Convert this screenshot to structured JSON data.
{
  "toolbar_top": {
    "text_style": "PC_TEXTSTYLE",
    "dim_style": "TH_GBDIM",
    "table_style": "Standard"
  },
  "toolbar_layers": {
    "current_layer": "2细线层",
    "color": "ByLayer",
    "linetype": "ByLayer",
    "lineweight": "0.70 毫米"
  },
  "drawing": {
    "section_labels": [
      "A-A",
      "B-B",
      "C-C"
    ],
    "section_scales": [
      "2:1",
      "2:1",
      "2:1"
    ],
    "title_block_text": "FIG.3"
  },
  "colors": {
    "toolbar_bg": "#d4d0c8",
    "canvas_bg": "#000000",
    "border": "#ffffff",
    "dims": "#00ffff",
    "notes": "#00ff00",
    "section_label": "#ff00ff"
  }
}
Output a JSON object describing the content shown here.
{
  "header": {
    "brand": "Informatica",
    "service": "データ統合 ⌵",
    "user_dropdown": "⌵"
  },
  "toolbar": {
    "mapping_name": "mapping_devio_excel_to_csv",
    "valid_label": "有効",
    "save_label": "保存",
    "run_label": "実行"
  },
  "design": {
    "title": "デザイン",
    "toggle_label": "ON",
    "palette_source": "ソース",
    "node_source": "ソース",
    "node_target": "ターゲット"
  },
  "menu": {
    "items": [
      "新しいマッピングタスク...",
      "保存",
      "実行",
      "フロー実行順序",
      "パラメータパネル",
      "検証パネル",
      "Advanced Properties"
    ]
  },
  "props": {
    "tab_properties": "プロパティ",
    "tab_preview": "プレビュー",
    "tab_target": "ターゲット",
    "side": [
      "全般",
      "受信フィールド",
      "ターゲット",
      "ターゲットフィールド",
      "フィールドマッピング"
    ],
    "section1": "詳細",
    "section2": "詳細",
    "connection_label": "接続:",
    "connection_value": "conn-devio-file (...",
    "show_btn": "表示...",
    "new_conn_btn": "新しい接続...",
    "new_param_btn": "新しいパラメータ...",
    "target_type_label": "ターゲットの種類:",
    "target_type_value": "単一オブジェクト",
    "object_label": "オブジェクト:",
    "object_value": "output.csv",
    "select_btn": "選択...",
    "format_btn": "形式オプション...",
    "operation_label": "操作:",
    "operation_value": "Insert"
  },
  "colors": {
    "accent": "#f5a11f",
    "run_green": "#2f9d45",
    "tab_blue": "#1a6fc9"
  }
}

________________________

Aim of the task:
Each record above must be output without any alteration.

Exercise response:
Convert this screenshot to structured JSON data.
{
  "toolbar_top": {
    "text_style": "PC_TEXTSTYLE",
    "dim_style": "TH_GBDIM",
    "table_style": "Standard"
  },
  "toolbar_layers": {
    "current_layer": "2细线层",
    "color": "ByLayer",
    "linetype": "ByLayer",
    "lineweight": "0.70 毫米"
  },
  "drawing": {
    "section_labels": [
      "A-A",
      "B-B",
      "C-C"
    ],
    "section_scales": [
      "2:1",
      "2:1",
      "2:1"
    ],
    "title_block_text": "FIG.3"
  },
  "colors": {
    "toolbar_bg": "#d4d0c8",
    "canvas_bg": "#000000",
    "border": "#ffffff",
    "dims": "#00ffff",
    "notes": "#00ff00",
    "section_label": "#ff00ff"
  }
}
Output a JSON object describing the content shown here.
{
  "header": {
    "brand": "Informatica",
    "service": "データ統合 ⌵",
    "user_dropdown": "⌵"
  },
  "toolbar": {
    "mapping_name": "mapping_devio_excel_to_csv",
    "valid_label": "有効",
    "save_label": "保存",
    "run_label": "実行"
  },
  "design": {
    "title": "デザイン",
    "toggle_label": "ON",
    "palette_source": "ソース",
    "node_source": "ソース",
    "node_target": "ターゲット"
  },
  "menu": {
    "items": [
      "新しいマッピングタスク...",
      "保存",
      "実行",
      "フロー実行順序",
      "パラメータパネル",
      "検証パネル",
      "Advanced Properties"
    ]
  },
  "props": {
    "tab_properties": "プロパティ",
    "tab_preview": "プレビュー",
    "tab_target": "ターゲット",
    "side": [
      "全般",
      "受信フィールド",
      "ターゲット",
      "ターゲットフィールド",
      "フィールドマッピング"
    ],
    "section1": "詳細",
    "section2": "詳細",
    "connection_label": "接続:",
    "connection_value": "conn-devio-file (...",
    "show_btn": "表示...",
    "new_conn_btn": "新しい接続...",
    "new_param_btn": "新しいパラメータ...",
    "target_type_label": "ターゲットの種類:",
    "target_type_value": "単一オブジェクト",
    "object_label": "オブジェクト:",
    "object_value": "output.csv",
    "select_btn": "選択...",
    "format_btn": "形式オプション...",
    "operation_label": "操作:",
    "operation_value": "Insert"
  },
  "colors": {
    "accent": "#f5a11f",
    "run_green": "#2f9d45",
    "tab_blue": "#1a6fc9"
  }
}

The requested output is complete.